Notice that the title of this post is why I quit using Celtx. Not why you should, not why anyone else should, and certainly not why I think Celtx is rubbish. In fact, I loved Celtx for many, many years.
After the demise of Sophocles 2003 software in 2007, Celtx became the tool on which I cut my screenwriting teeth. I will forever be grateful to Greyfirst Corp. for the development they made on Celtx. Going from early versions to the last desktop release, version 2.9.7, there was always a great palette of tools—index cards, a scratchpad (invaluable), embedded notes. I wrote my first three features in Celtx, countless shorts, and started all of my current screenwriting WIPs on Celtx. I even won a screenwriting competition using Cetlx software. But I’ve moved on… and here’s why. Read More
Today someone posted this on my Facebook timeline:
I came across a quote attributed most often to Rev. Sam Pascoe. It is a short version of the history of Christianity, and it goes like this: Christianity started in Palestine as a fellowship; it moved to Greece and became a philosophy; it moved to Italy and became an institution; it moved to Europe and became a culture; it came to America and became an enterprise.
Some of the students were only 18 or 19 years old–barely out of diapers–and I wanted them to understand and appreciate the import of the last line, so I clarified it by adding, “An enterprise. That’s a business.” After a few moments Martha, the youngest student in the class, raised her hand. I could not imagine what her question might be. I thought the little vignette was self-explanatory, and that I had performed it brilliantly. Nevertheless, I acknowledged Martha’s raised hand, “Yes, Martha.” She asked such a simple question, “A business? But isn’t it supposed to be a body?” I could not envision where this line of questioning was going, and the only response I could think of was, “Yes.” She continued, “But when a body becomes a business, isn’t that a prostitute?”

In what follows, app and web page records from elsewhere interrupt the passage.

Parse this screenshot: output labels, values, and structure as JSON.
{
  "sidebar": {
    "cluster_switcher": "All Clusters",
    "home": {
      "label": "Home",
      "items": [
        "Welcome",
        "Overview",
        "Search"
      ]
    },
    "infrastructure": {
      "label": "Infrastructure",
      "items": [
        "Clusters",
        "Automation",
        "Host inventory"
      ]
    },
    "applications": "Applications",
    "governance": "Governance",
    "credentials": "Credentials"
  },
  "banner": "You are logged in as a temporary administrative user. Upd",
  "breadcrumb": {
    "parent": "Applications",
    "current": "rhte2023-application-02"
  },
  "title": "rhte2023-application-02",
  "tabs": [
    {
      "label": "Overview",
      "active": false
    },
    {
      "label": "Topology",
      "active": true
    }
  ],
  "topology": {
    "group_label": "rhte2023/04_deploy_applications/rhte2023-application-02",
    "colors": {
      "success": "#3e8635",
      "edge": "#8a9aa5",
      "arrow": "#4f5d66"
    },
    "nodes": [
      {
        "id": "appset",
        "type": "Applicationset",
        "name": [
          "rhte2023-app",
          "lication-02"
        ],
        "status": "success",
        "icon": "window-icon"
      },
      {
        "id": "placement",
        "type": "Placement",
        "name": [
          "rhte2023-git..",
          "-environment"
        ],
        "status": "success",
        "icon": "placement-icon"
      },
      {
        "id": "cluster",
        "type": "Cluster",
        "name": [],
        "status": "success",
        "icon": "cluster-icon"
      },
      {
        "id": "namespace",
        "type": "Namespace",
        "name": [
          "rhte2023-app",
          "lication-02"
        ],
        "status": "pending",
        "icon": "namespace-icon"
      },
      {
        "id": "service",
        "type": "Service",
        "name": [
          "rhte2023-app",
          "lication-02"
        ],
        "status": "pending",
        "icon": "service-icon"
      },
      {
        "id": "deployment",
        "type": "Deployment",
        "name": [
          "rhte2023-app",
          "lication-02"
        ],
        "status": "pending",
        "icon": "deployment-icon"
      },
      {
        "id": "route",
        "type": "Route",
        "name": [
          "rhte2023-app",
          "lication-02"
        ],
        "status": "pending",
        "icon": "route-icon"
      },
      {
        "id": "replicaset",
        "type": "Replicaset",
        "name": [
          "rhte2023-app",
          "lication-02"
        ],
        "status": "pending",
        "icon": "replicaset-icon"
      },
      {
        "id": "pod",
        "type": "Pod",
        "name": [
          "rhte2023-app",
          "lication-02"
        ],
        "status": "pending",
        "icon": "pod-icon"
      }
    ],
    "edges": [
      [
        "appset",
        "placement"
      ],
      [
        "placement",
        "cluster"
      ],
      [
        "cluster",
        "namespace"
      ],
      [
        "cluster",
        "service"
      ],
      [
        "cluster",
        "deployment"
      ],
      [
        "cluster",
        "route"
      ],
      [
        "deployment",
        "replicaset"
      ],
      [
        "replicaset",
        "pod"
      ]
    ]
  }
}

Talk about one of those things that makes you sit back and go, “Whoa.” Kinda puts the whole commercialization of religion in a new light, at least for me.
The whole article is well worth reading.